At that time, Tagert's doctors recommended 24-hour home care, which is typical for a person who uses a full-time ventilator. Vancouver Coastal Health, Tagert's regional health authority, initially only offered 15.5 hours of care per day. Finally, after much effort, they increased their offer to 20 hours a day, which meant that Tagert had to pay $ 263.50 per day for the remaining four hours of required care.
Tagert and his family continued to fight for the coverage of a full day of care, but without success.
"Hello everyone. Lately I've been silent because I can't take it anymore, I'm tired. So last Friday I officially submitted my death documentation with medical assistance, with lawyers and doctors, all in the correct order. It has been more than a month since I filed my appeal to the Vancouver Coastal Health patient care department. They didn't even respond, ”Tagert wrote in a July 25 post on his Facebook page.
Tagert went on to explain that earlier that day, two Vancouver Coastal Health officials arrived at his house and refused to talk to him when they realized he was recording the conversation. Finally, they told their mother that they were there to cut funds for medical care hours.
"Welcome to the great Canadian health system, people," said Tagert.
On August 6, he received a "death with medical assistance" and died. In Canada, patients over 18 years of age who have been diagnosed with a terminal illness may request a "medically assisted death." The lethal medication can be administered by itself (assisted suicide) or, as in the vast majority of cases in the country, administered by a doctor (euthanasia).
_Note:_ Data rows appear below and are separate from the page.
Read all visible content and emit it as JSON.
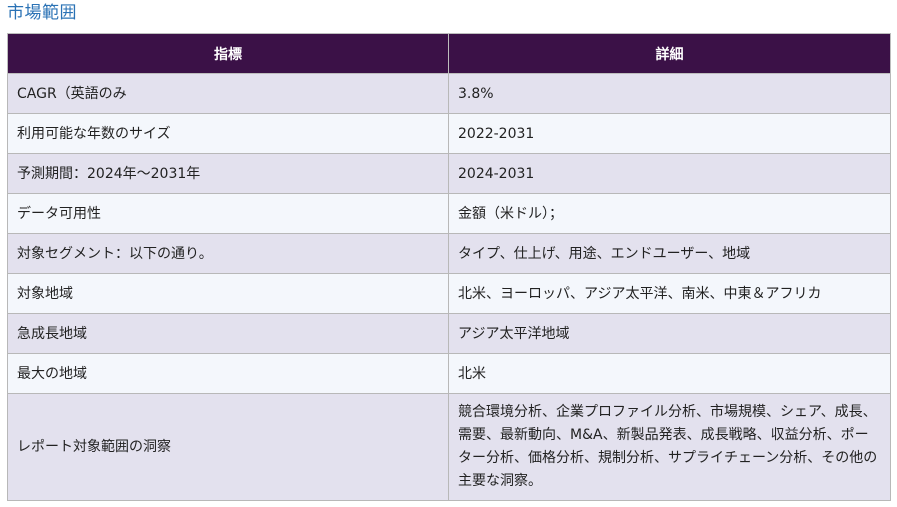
{
  "section_title": "市場範囲",
  "table": {
    "headers": [
      "指標",
      "詳細"
    ],
    "rows": [
      {
        "metric": "CAGR（英語のみ",
        "detail": "3.8%"
      },
      {
        "metric": "利用可能な年数のサイズ",
        "detail": "2022-2031"
      },
      {
        "metric": "予測期間：2024年～2031年",
        "detail": "2024-2031"
      },
      {
        "metric": "データ可用性",
        "detail": "金額（米ドル）；"
      },
      {
        "metric": "対象セグメント：以下の通り。",
        "detail": "タイプ、仕上げ、用途、エンドユーザー、地域"
      },
      {
        "metric": "対象地域",
        "detail": "北米、ヨーロッパ、アジア太平洋、南米、中東＆アフリカ"
      },
      {
        "metric": "急成長地域",
        "detail": "アジア太平洋地域"
      },
      {
        "metric": "最大の地域",
        "detail": "北米"
      },
      {
        "metric": "レポート対象範囲の洞察",
        "detail": "競合環境分析、企業プロファイル分析、市場規模、シェア、成長、需要、最新動向、M&A、新製品発表、成長戦略、収益分析、ポーター分析、価格分析、規制分析、サプライチェーン分析、その他の主要な洞察。"
      }
    ]
  }
}
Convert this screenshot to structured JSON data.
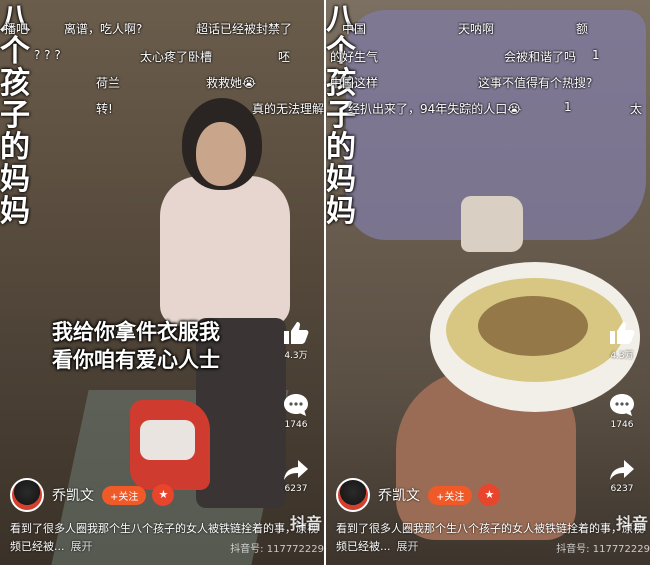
{
  "left": {
    "vertical_title": [
      "八",
      "个",
      "孩",
      "子",
      "的",
      "妈",
      "妈"
    ],
    "danmaku": [
      {
        "text": "播吧",
        "row": 0
      },
      {
        "text": "离谱，吃人啊?",
        "row": 0
      },
      {
        "text": "超话已经被封禁了",
        "row": 0
      },
      {
        "text": "? ? ?",
        "row": 1
      },
      {
        "text": "太心疼了卧槽",
        "row": 1
      },
      {
        "text": "呸",
        "row": 1
      },
      {
        "text": "荷兰",
        "row": 2
      },
      {
        "text": "救救她😭",
        "row": 2
      },
      {
        "text": "转!",
        "row": 3
      },
      {
        "text": "真的无法理解",
        "row": 3
      }
    ],
    "subtitle_line1": "我给你拿件衣服我",
    "subtitle_line2": "看你咱有爱心人士",
    "like_count": "4.3万",
    "comment_count": "1746",
    "share_count": "6237",
    "author_name": "乔凯文",
    "follow_label": "+关注",
    "description": "看到了很多人圈我那个生八个孩子的女人被铁链拴着的事，原视频已经被...",
    "more_label": "展开",
    "brand": "抖音",
    "douyin_id": "抖音号: 117772229"
  },
  "right": {
    "vertical_title": [
      "八",
      "个",
      "孩",
      "子",
      "的",
      "妈",
      "妈"
    ],
    "danmaku": [
      {
        "text": "中国",
        "row": 0
      },
      {
        "text": "天呐啊",
        "row": 0
      },
      {
        "text": "额",
        "row": 0
      },
      {
        "text": "的好生气",
        "row": 1
      },
      {
        "text": "会被和谐了吗",
        "row": 1
      },
      {
        "text": "1",
        "row": 1
      },
      {
        "text": "中国这样",
        "row": 2
      },
      {
        "text": "这事不值得有个热搜?",
        "row": 2
      },
      {
        "text": "经扒出来了，94年失踪的人口😭",
        "row": 3
      },
      {
        "text": "1",
        "row": 3
      },
      {
        "text": "太",
        "row": 3
      }
    ],
    "like_count": "4.3万",
    "comment_count": "1746",
    "share_count": "6237",
    "author_name": "乔凯文",
    "follow_label": "+关注",
    "description": "看到了很多人圈我那个生八个孩子的女人被铁链拴着的事，原视频已经被...",
    "more_label": "展开",
    "brand": "抖音",
    "douyin_id": "抖音号: 117772229"
  },
  "colors": {
    "follow": "#f05a28",
    "white": "#ffffff"
  }
}
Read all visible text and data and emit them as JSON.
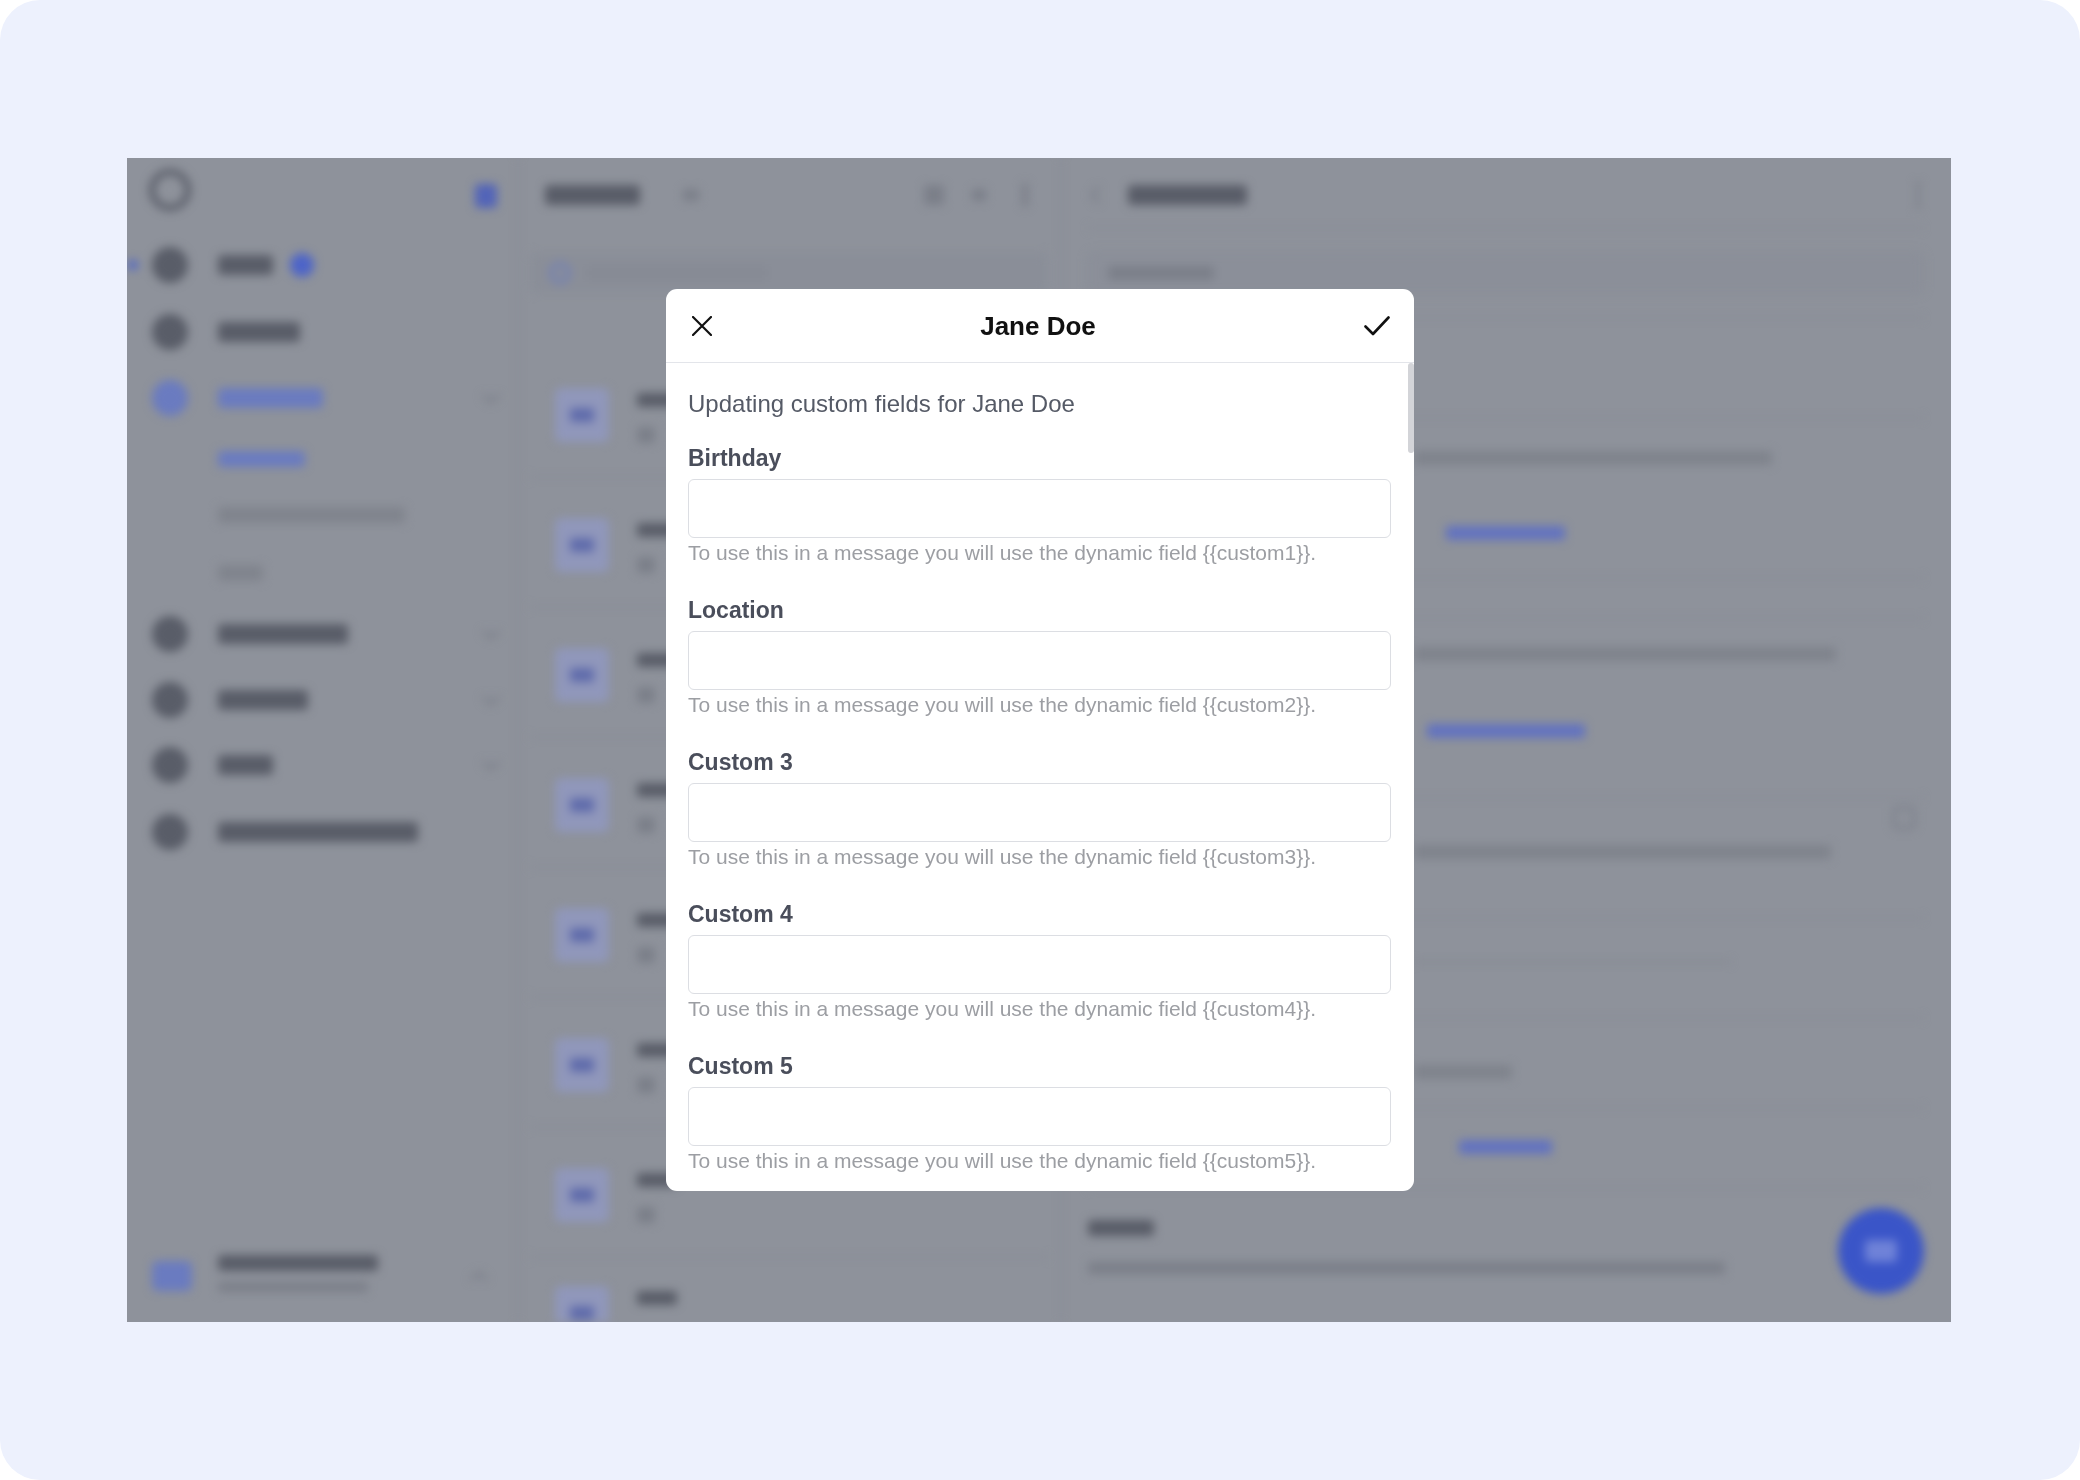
{
  "dialog": {
    "title": "Jane Doe",
    "subtitle": "Updating custom fields for Jane Doe",
    "fields": [
      {
        "label": "Birthday",
        "hint": "To use this in a message you will use the dynamic field {{custom1}}."
      },
      {
        "label": "Location",
        "hint": "To use this in a message you will use the dynamic field {{custom2}}."
      },
      {
        "label": "Custom 3",
        "hint": "To use this in a message you will use the dynamic field {{custom3}}."
      },
      {
        "label": "Custom 4",
        "hint": "To use this in a message you will use the dynamic field {{custom4}}."
      },
      {
        "label": "Custom 5",
        "hint": "To use this in a message you will use the dynamic field {{custom5}}."
      }
    ]
  }
}
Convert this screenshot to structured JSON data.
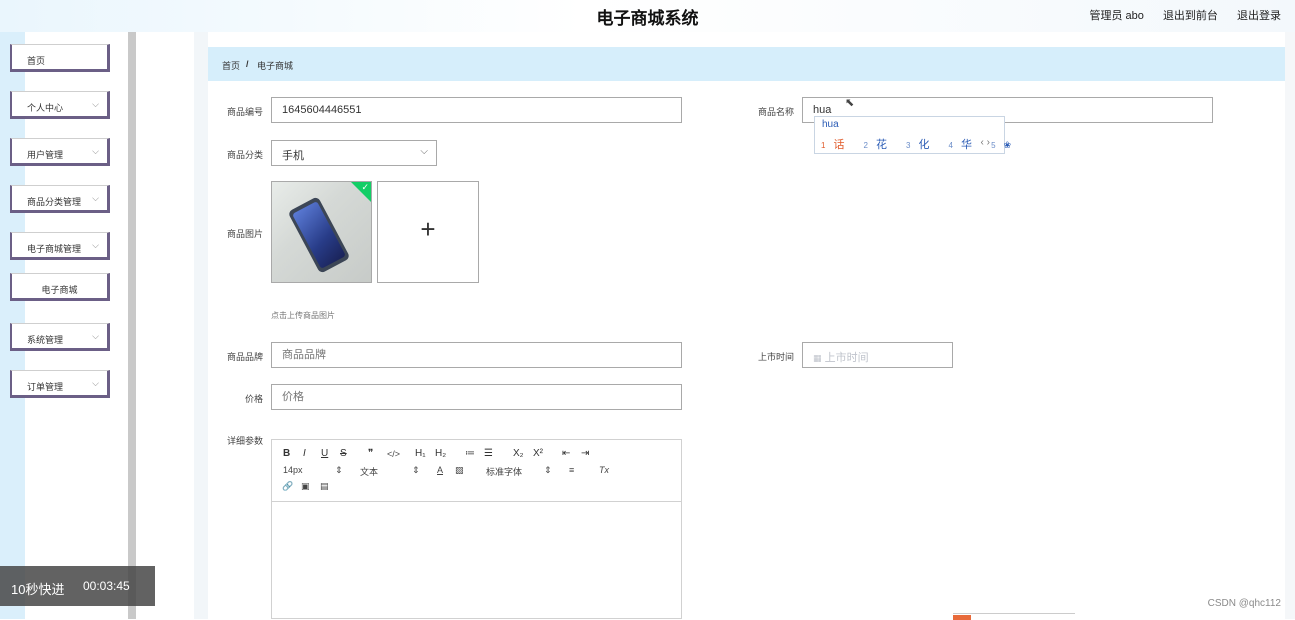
{
  "header": {
    "title": "电子商城系统",
    "admin_label": "管理员 abo",
    "to_front": "退出到前台",
    "logout": "退出登录"
  },
  "sidebar": {
    "items": [
      {
        "label": "首页",
        "chevron": false
      },
      {
        "label": "个人中心",
        "chevron": true
      },
      {
        "label": "用户管理",
        "chevron": true
      },
      {
        "label": "商品分类管理",
        "chevron": true
      },
      {
        "label": "电子商城管理",
        "chevron": true
      },
      {
        "label": "电子商城",
        "chevron": false,
        "sub": true
      },
      {
        "label": "系统管理",
        "chevron": true
      },
      {
        "label": "订单管理",
        "chevron": true
      }
    ],
    "chevron_glyph": "⌵"
  },
  "breadcrumb": {
    "home": "首页",
    "sep": "/",
    "current": "电子商城"
  },
  "form": {
    "product_no_label": "商品编号",
    "product_no_value": "1645604446551",
    "product_name_label": "商品名称",
    "product_name_value": "hua",
    "category_label": "商品分类",
    "category_value": "手机",
    "image_label": "商品图片",
    "upload_plus": "+",
    "upload_hint": "点击上传商品图片",
    "brand_label": "商品品牌",
    "brand_placeholder": "商品品牌",
    "launch_label": "上市时间",
    "launch_placeholder": "上市时间",
    "price_label": "价格",
    "price_placeholder": "价格",
    "details_label": "详细参数"
  },
  "editor": {
    "row1": [
      "B",
      "I",
      "U",
      "S",
      "❞",
      "</>",
      "H₁",
      "H₂",
      "≔",
      "☰",
      "X₂",
      "X²",
      "⇤",
      "⇥"
    ],
    "font_size": "14px",
    "text_style": "文本",
    "font_family": "标准字体",
    "row2_icons": [
      "A",
      "▨",
      "≡",
      "Tx"
    ],
    "row3": [
      "🔗",
      "▣",
      "▤"
    ]
  },
  "ime": {
    "pinyin": "hua",
    "candidates": [
      {
        "n": "1",
        "c": "话"
      },
      {
        "n": "2",
        "c": "花"
      },
      {
        "n": "3",
        "c": "化"
      },
      {
        "n": "4",
        "c": "华"
      },
      {
        "n": "5",
        "c": "❀"
      }
    ],
    "nav": "‹ ›"
  },
  "overlay": {
    "speed": "10秒快进",
    "time": "00:03:45"
  },
  "watermark": "CSDN @qhc112",
  "colors": {
    "accent_green": "#13ce66",
    "sidebar_border": "#6b5f86",
    "crumb_bg": "#d6eefb"
  }
}
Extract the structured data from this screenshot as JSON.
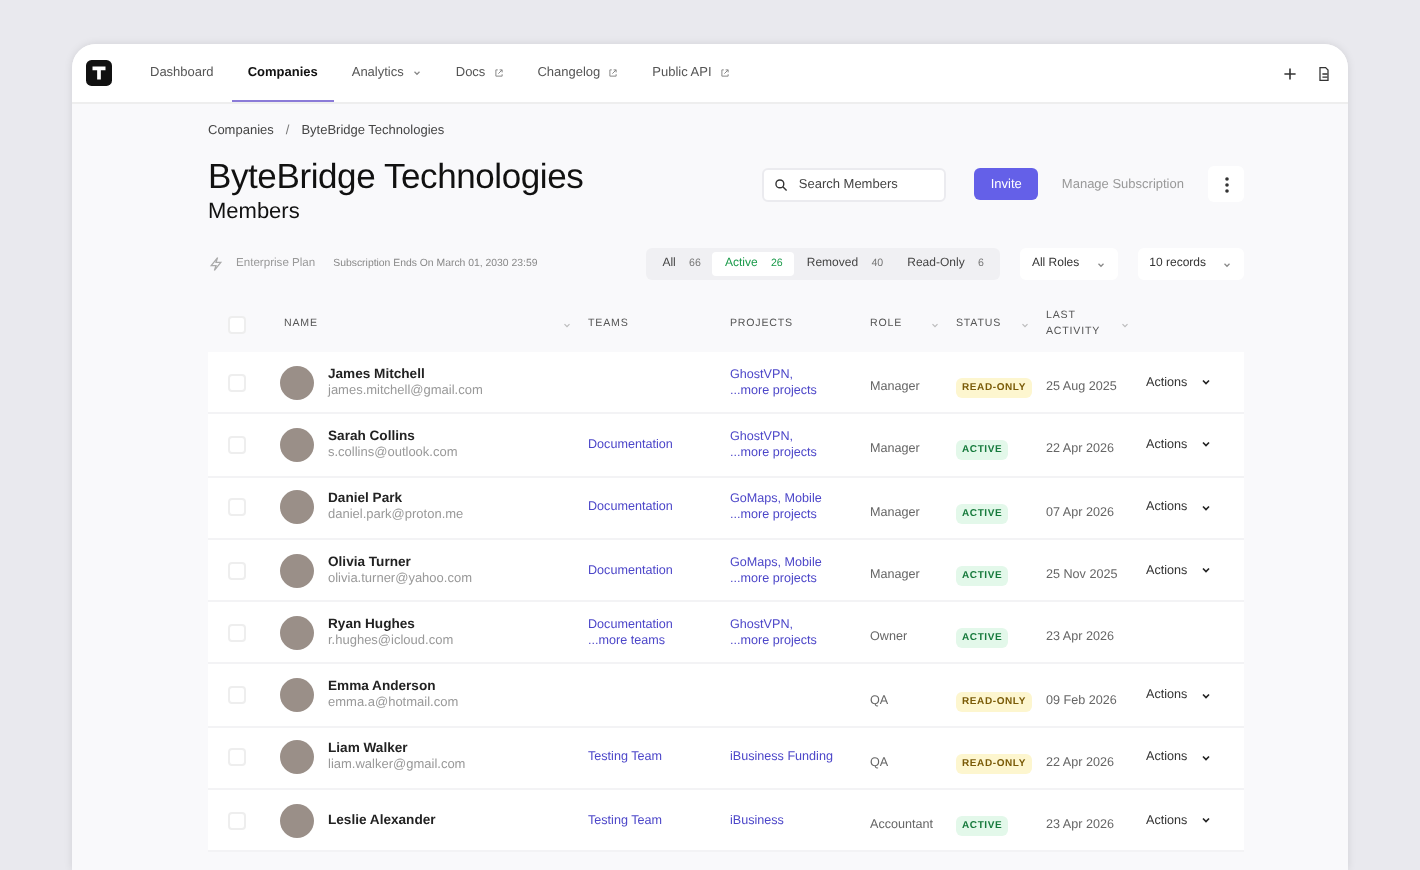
{
  "nav": {
    "tabs": [
      {
        "label": "Dashboard",
        "kind": "plain",
        "selected": false
      },
      {
        "label": "Companies",
        "kind": "plain",
        "selected": true
      },
      {
        "label": "Analytics",
        "kind": "dropdown",
        "selected": false
      },
      {
        "label": "Docs",
        "kind": "external",
        "selected": false
      },
      {
        "label": "Changelog",
        "kind": "external",
        "selected": false
      },
      {
        "label": "Public API",
        "kind": "external",
        "selected": false
      }
    ]
  },
  "breadcrumb": [
    "Companies",
    "/",
    "ByteBridge Technologies"
  ],
  "title": "ByteBridge Technologies",
  "subtitle": "Members",
  "search": {
    "placeholder": "Search Members"
  },
  "invite_button": "Invite",
  "manage_button": "Manage Subscription",
  "plan": "Enterprise Plan",
  "subscription": "Subscription Ends On March 01, 2030 23:59",
  "filters": [
    {
      "label": "All",
      "count": "66",
      "selected": false
    },
    {
      "label": "Active",
      "count": "26",
      "selected": true
    },
    {
      "label": "Removed",
      "count": "40",
      "selected": false
    },
    {
      "label": "Read-Only",
      "count": "6",
      "selected": false
    }
  ],
  "role_select": "All Roles",
  "records_select": "10 records",
  "table": {
    "select_all_checked": false,
    "columns": [
      {
        "label": "NAME",
        "sortable": true
      },
      {
        "label": "TEAMS",
        "sortable": false
      },
      {
        "label": "PROJECTS",
        "sortable": false
      },
      {
        "label": "ROLE",
        "sortable": true
      },
      {
        "label": "STATUS",
        "sortable": true
      },
      {
        "label": "LAST ACTIVITY",
        "sortable": true
      }
    ],
    "rows": [
      {
        "checked": false,
        "name": "James Mitchell",
        "email": "james.mitchell@gmail.com",
        "teams": [],
        "projects": [
          "GhostVPN,",
          "...more projects"
        ],
        "role": "Manager",
        "status": {
          "label": "READ-ONLY",
          "kind": "read_only"
        },
        "date": "25 Aug 2025",
        "actions": "Actions"
      },
      {
        "checked": false,
        "name": "Sarah Collins",
        "email": "s.collins@outlook.com",
        "teams": [
          "Documentation"
        ],
        "projects": [
          "GhostVPN,",
          "...more projects"
        ],
        "role": "Manager",
        "status": {
          "label": "ACTIVE",
          "kind": "active"
        },
        "date": "22 Apr 2026",
        "actions": "Actions"
      },
      {
        "checked": false,
        "name": "Daniel Park",
        "email": "daniel.park@proton.me",
        "teams": [
          "Documentation"
        ],
        "projects": [
          "GoMaps, Mobile",
          "...more projects"
        ],
        "role": "Manager",
        "status": {
          "label": "ACTIVE",
          "kind": "active"
        },
        "date": "07 Apr 2026",
        "actions": "Actions"
      },
      {
        "checked": false,
        "name": "Olivia Turner",
        "email": "olivia.turner@yahoo.com",
        "teams": [
          "Documentation"
        ],
        "projects": [
          "GoMaps, Mobile",
          "...more projects"
        ],
        "role": "Manager",
        "status": {
          "label": "ACTIVE",
          "kind": "active"
        },
        "date": "25 Nov 2025",
        "actions": "Actions"
      },
      {
        "checked": false,
        "name": "Ryan Hughes",
        "email": "r.hughes@icloud.com",
        "teams": [
          "Documentation",
          "...more teams"
        ],
        "projects": [
          "GhostVPN,",
          "...more projects"
        ],
        "role": "Owner",
        "status": {
          "label": "ACTIVE",
          "kind": "active"
        },
        "date": "23 Apr 2026"
      },
      {
        "checked": false,
        "name": "Emma Anderson",
        "email": "emma.a@hotmail.com",
        "teams": [],
        "projects": [],
        "role": "QA",
        "status": {
          "label": "READ-ONLY",
          "kind": "read_only"
        },
        "date": "09 Feb 2026",
        "actions": "Actions"
      },
      {
        "checked": false,
        "name": "Liam Walker",
        "email": "liam.walker@gmail.com",
        "teams": [
          "Testing Team"
        ],
        "projects": [
          "iBusiness Funding"
        ],
        "role": "QA",
        "status": {
          "label": "READ-ONLY",
          "kind": "read_only"
        },
        "date": "22 Apr 2026",
        "actions": "Actions"
      },
      {
        "checked": false,
        "name": "Leslie Alexander",
        "teams": [
          "Testing Team"
        ],
        "projects": [
          "iBusiness"
        ],
        "role": "Accountant",
        "status": {
          "label": "ACTIVE",
          "kind": "active"
        },
        "date": "23 Apr 2026",
        "actions": "Actions"
      }
    ]
  }
}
Full funding for this procedure is available and advertised in hospitals throughout Canada.
"We ask, on behalf of Sean, that the Government recognize the serious problems in the treatment of patients with ALS and their families, and find real solutions for those who already suffer in an unimaginable way," reads a publication on its page from Facebook announcing his death.
The publication described the difficulties he faced in staying in his own home.
“Ensuring constant attention was a constant struggle and a source of stress for Sean as a patient. While he managed, with the help of many, to set up a proper care center in his own home (including an expensive saliva suction machine, necessary to prevent suffocation, obtained with the help of donations collected online). The 24-hour attention it required was extremely difficult, especially since the provincial government refused to fully fund home care, ”says the publication.
Tagert had partial custody of his 11-year-old son, Aidan.
“Above all, Sean dedicated himself to his son. Sean used to say that Aidan was his reason for living and that he had a close relationship with him until the end, ”says the publication.
Since Tagert's death, Canadian critics and palliative care physicians have called for changes in the way the country's health system handles patients with complicated health needs.
"No one should feel that death is the only option due to lack of attention," Dr. Leonie Herx, a palliative care physician in Toronto, said on Twitter.
Herx noted the paradox that Canadians currently have the "right" to die with medical assistance, but not palliative and disability care.
"We must do better for vulnerable Canadians," he said.
The ALS Society of Canada did not specifically comment on the Tagert case, but CNA received a statement from CEO Tammy Moore, which said: “People living with ALS should have access to personal care and palliative care adequate to meet your needs".
Death with medical assistance is fully funded in the Canadian health system.
Translated and adapted by Diego López Marina. Originally published in CNA.